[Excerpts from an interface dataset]
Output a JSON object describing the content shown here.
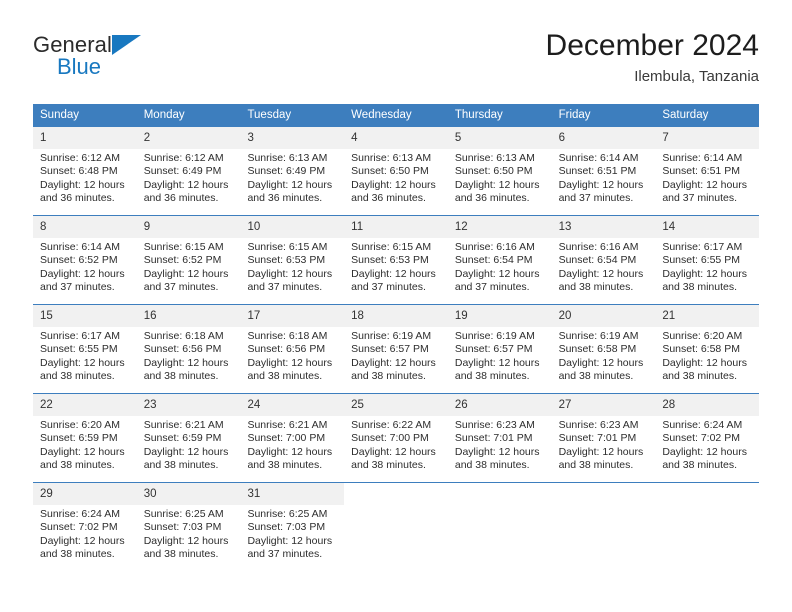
{
  "brand": {
    "name_part1": "General",
    "name_part2": "Blue",
    "accent_color": "#1878c0"
  },
  "header": {
    "title": "December 2024",
    "subtitle": "Ilembula, Tanzania"
  },
  "calendar": {
    "header_color": "#3d7ebe",
    "weekdays": [
      "Sunday",
      "Monday",
      "Tuesday",
      "Wednesday",
      "Thursday",
      "Friday",
      "Saturday"
    ],
    "weeks": [
      [
        {
          "day": "1",
          "sunrise": "Sunrise: 6:12 AM",
          "sunset": "Sunset: 6:48 PM",
          "daylight_line1": "Daylight: 12 hours",
          "daylight_line2": "and 36 minutes."
        },
        {
          "day": "2",
          "sunrise": "Sunrise: 6:12 AM",
          "sunset": "Sunset: 6:49 PM",
          "daylight_line1": "Daylight: 12 hours",
          "daylight_line2": "and 36 minutes."
        },
        {
          "day": "3",
          "sunrise": "Sunrise: 6:13 AM",
          "sunset": "Sunset: 6:49 PM",
          "daylight_line1": "Daylight: 12 hours",
          "daylight_line2": "and 36 minutes."
        },
        {
          "day": "4",
          "sunrise": "Sunrise: 6:13 AM",
          "sunset": "Sunset: 6:50 PM",
          "daylight_line1": "Daylight: 12 hours",
          "daylight_line2": "and 36 minutes."
        },
        {
          "day": "5",
          "sunrise": "Sunrise: 6:13 AM",
          "sunset": "Sunset: 6:50 PM",
          "daylight_line1": "Daylight: 12 hours",
          "daylight_line2": "and 36 minutes."
        },
        {
          "day": "6",
          "sunrise": "Sunrise: 6:14 AM",
          "sunset": "Sunset: 6:51 PM",
          "daylight_line1": "Daylight: 12 hours",
          "daylight_line2": "and 37 minutes."
        },
        {
          "day": "7",
          "sunrise": "Sunrise: 6:14 AM",
          "sunset": "Sunset: 6:51 PM",
          "daylight_line1": "Daylight: 12 hours",
          "daylight_line2": "and 37 minutes."
        }
      ],
      [
        {
          "day": "8",
          "sunrise": "Sunrise: 6:14 AM",
          "sunset": "Sunset: 6:52 PM",
          "daylight_line1": "Daylight: 12 hours",
          "daylight_line2": "and 37 minutes."
        },
        {
          "day": "9",
          "sunrise": "Sunrise: 6:15 AM",
          "sunset": "Sunset: 6:52 PM",
          "daylight_line1": "Daylight: 12 hours",
          "daylight_line2": "and 37 minutes."
        },
        {
          "day": "10",
          "sunrise": "Sunrise: 6:15 AM",
          "sunset": "Sunset: 6:53 PM",
          "daylight_line1": "Daylight: 12 hours",
          "daylight_line2": "and 37 minutes."
        },
        {
          "day": "11",
          "sunrise": "Sunrise: 6:15 AM",
          "sunset": "Sunset: 6:53 PM",
          "daylight_line1": "Daylight: 12 hours",
          "daylight_line2": "and 37 minutes."
        },
        {
          "day": "12",
          "sunrise": "Sunrise: 6:16 AM",
          "sunset": "Sunset: 6:54 PM",
          "daylight_line1": "Daylight: 12 hours",
          "daylight_line2": "and 37 minutes."
        },
        {
          "day": "13",
          "sunrise": "Sunrise: 6:16 AM",
          "sunset": "Sunset: 6:54 PM",
          "daylight_line1": "Daylight: 12 hours",
          "daylight_line2": "and 38 minutes."
        },
        {
          "day": "14",
          "sunrise": "Sunrise: 6:17 AM",
          "sunset": "Sunset: 6:55 PM",
          "daylight_line1": "Daylight: 12 hours",
          "daylight_line2": "and 38 minutes."
        }
      ],
      [
        {
          "day": "15",
          "sunrise": "Sunrise: 6:17 AM",
          "sunset": "Sunset: 6:55 PM",
          "daylight_line1": "Daylight: 12 hours",
          "daylight_line2": "and 38 minutes."
        },
        {
          "day": "16",
          "sunrise": "Sunrise: 6:18 AM",
          "sunset": "Sunset: 6:56 PM",
          "daylight_line1": "Daylight: 12 hours",
          "daylight_line2": "and 38 minutes."
        },
        {
          "day": "17",
          "sunrise": "Sunrise: 6:18 AM",
          "sunset": "Sunset: 6:56 PM",
          "daylight_line1": "Daylight: 12 hours",
          "daylight_line2": "and 38 minutes."
        },
        {
          "day": "18",
          "sunrise": "Sunrise: 6:19 AM",
          "sunset": "Sunset: 6:57 PM",
          "daylight_line1": "Daylight: 12 hours",
          "daylight_line2": "and 38 minutes."
        },
        {
          "day": "19",
          "sunrise": "Sunrise: 6:19 AM",
          "sunset": "Sunset: 6:57 PM",
          "daylight_line1": "Daylight: 12 hours",
          "daylight_line2": "and 38 minutes."
        },
        {
          "day": "20",
          "sunrise": "Sunrise: 6:19 AM",
          "sunset": "Sunset: 6:58 PM",
          "daylight_line1": "Daylight: 12 hours",
          "daylight_line2": "and 38 minutes."
        },
        {
          "day": "21",
          "sunrise": "Sunrise: 6:20 AM",
          "sunset": "Sunset: 6:58 PM",
          "daylight_line1": "Daylight: 12 hours",
          "daylight_line2": "and 38 minutes."
        }
      ],
      [
        {
          "day": "22",
          "sunrise": "Sunrise: 6:20 AM",
          "sunset": "Sunset: 6:59 PM",
          "daylight_line1": "Daylight: 12 hours",
          "daylight_line2": "and 38 minutes."
        },
        {
          "day": "23",
          "sunrise": "Sunrise: 6:21 AM",
          "sunset": "Sunset: 6:59 PM",
          "daylight_line1": "Daylight: 12 hours",
          "daylight_line2": "and 38 minutes."
        },
        {
          "day": "24",
          "sunrise": "Sunrise: 6:21 AM",
          "sunset": "Sunset: 7:00 PM",
          "daylight_line1": "Daylight: 12 hours",
          "daylight_line2": "and 38 minutes."
        },
        {
          "day": "25",
          "sunrise": "Sunrise: 6:22 AM",
          "sunset": "Sunset: 7:00 PM",
          "daylight_line1": "Daylight: 12 hours",
          "daylight_line2": "and 38 minutes."
        },
        {
          "day": "26",
          "sunrise": "Sunrise: 6:23 AM",
          "sunset": "Sunset: 7:01 PM",
          "daylight_line1": "Daylight: 12 hours",
          "daylight_line2": "and 38 minutes."
        },
        {
          "day": "27",
          "sunrise": "Sunrise: 6:23 AM",
          "sunset": "Sunset: 7:01 PM",
          "daylight_line1": "Daylight: 12 hours",
          "daylight_line2": "and 38 minutes."
        },
        {
          "day": "28",
          "sunrise": "Sunrise: 6:24 AM",
          "sunset": "Sunset: 7:02 PM",
          "daylight_line1": "Daylight: 12 hours",
          "daylight_line2": "and 38 minutes."
        }
      ],
      [
        {
          "day": "29",
          "sunrise": "Sunrise: 6:24 AM",
          "sunset": "Sunset: 7:02 PM",
          "daylight_line1": "Daylight: 12 hours",
          "daylight_line2": "and 38 minutes."
        },
        {
          "day": "30",
          "sunrise": "Sunrise: 6:25 AM",
          "sunset": "Sunset: 7:03 PM",
          "daylight_line1": "Daylight: 12 hours",
          "daylight_line2": "and 38 minutes."
        },
        {
          "day": "31",
          "sunrise": "Sunrise: 6:25 AM",
          "sunset": "Sunset: 7:03 PM",
          "daylight_line1": "Daylight: 12 hours",
          "daylight_line2": "and 37 minutes."
        },
        {
          "day": "",
          "sunrise": "",
          "sunset": "",
          "daylight_line1": "",
          "daylight_line2": ""
        },
        {
          "day": "",
          "sunrise": "",
          "sunset": "",
          "daylight_line1": "",
          "daylight_line2": ""
        },
        {
          "day": "",
          "sunrise": "",
          "sunset": "",
          "daylight_line1": "",
          "daylight_line2": ""
        },
        {
          "day": "",
          "sunrise": "",
          "sunset": "",
          "daylight_line1": "",
          "daylight_line2": ""
        }
      ]
    ]
  }
}
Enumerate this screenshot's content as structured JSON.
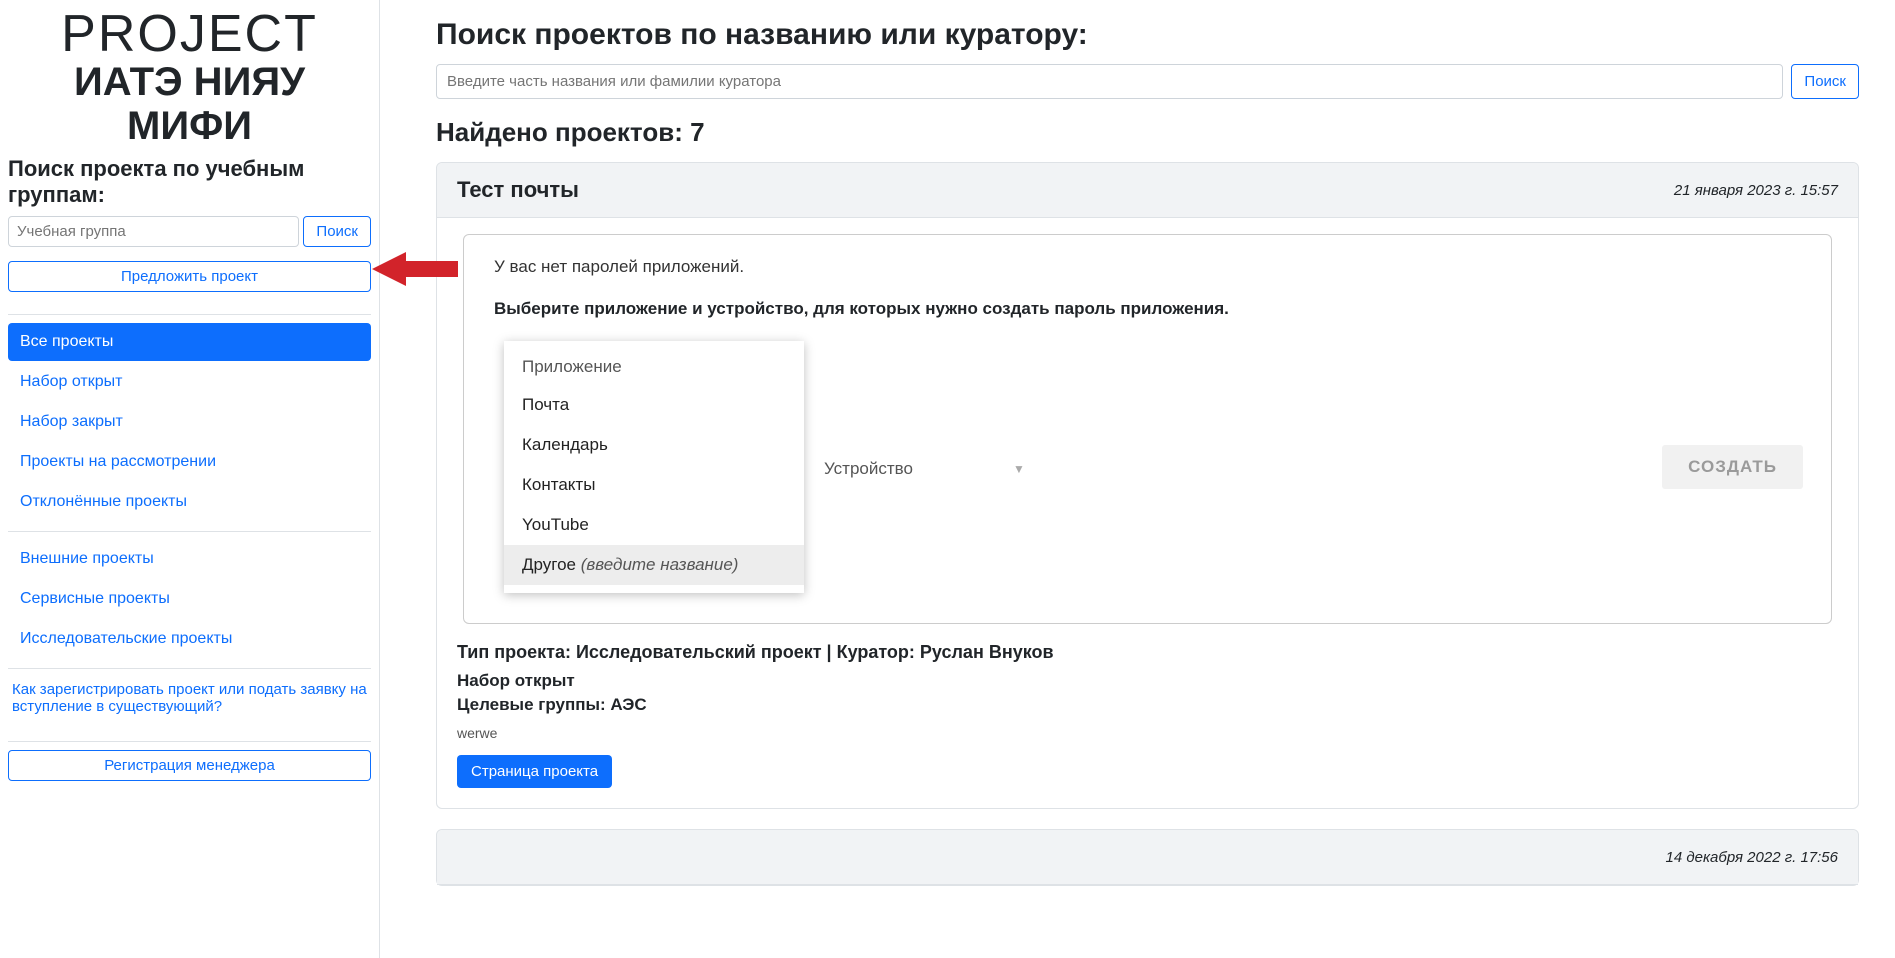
{
  "logo": {
    "line1": "PROJECT",
    "line2": "ИАТЭ НИЯУ МИФИ"
  },
  "sidebar": {
    "heading": "Поиск проекта по учебным группам:",
    "group_placeholder": "Учебная группа",
    "search_label": "Поиск",
    "propose_label": "Предложить проект",
    "nav1": [
      "Все проекты",
      "Набор открыт",
      "Набор закрыт",
      "Проекты на рассмотрении",
      "Отклонённые проекты"
    ],
    "nav2": [
      "Внешние проекты",
      "Сервисные проекты",
      "Исследовательские проекты"
    ],
    "help_text": "Как зарегистрировать проект или подать заявку на вступление в существующий?",
    "register_label": "Регистрация менеджера"
  },
  "main": {
    "heading": "Поиск проектов по названию или куратору:",
    "search_placeholder": "Введите часть названия или фамилии куратора",
    "search_button": "Поиск",
    "found_label": "Найдено проектов: 7"
  },
  "card1": {
    "title": "Тест почты",
    "date": "21 января 2023 г. 15:57",
    "screenshot": {
      "no_passwords": "У вас нет паролей приложений.",
      "instruction": "Выберите приложение и устройство, для которых нужно создать пароль приложения.",
      "app_label": "Приложение",
      "options": [
        "Почта",
        "Календарь",
        "Контакты",
        "YouTube"
      ],
      "other_label": "Другое",
      "other_hint": "(введите название)",
      "device_label": "Устройство",
      "create_label": "СОЗДАТЬ"
    },
    "meta": "Тип проекта: Исследовательский проект | Куратор: Руслан Внуков",
    "status": "Набор открыт",
    "groups": "Целевые группы: АЭС",
    "desc": "werwe",
    "page_button": "Страница проекта"
  },
  "card2": {
    "date": "14 декабря 2022 г. 17:56"
  }
}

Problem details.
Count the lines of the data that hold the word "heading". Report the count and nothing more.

Finished exercise.
2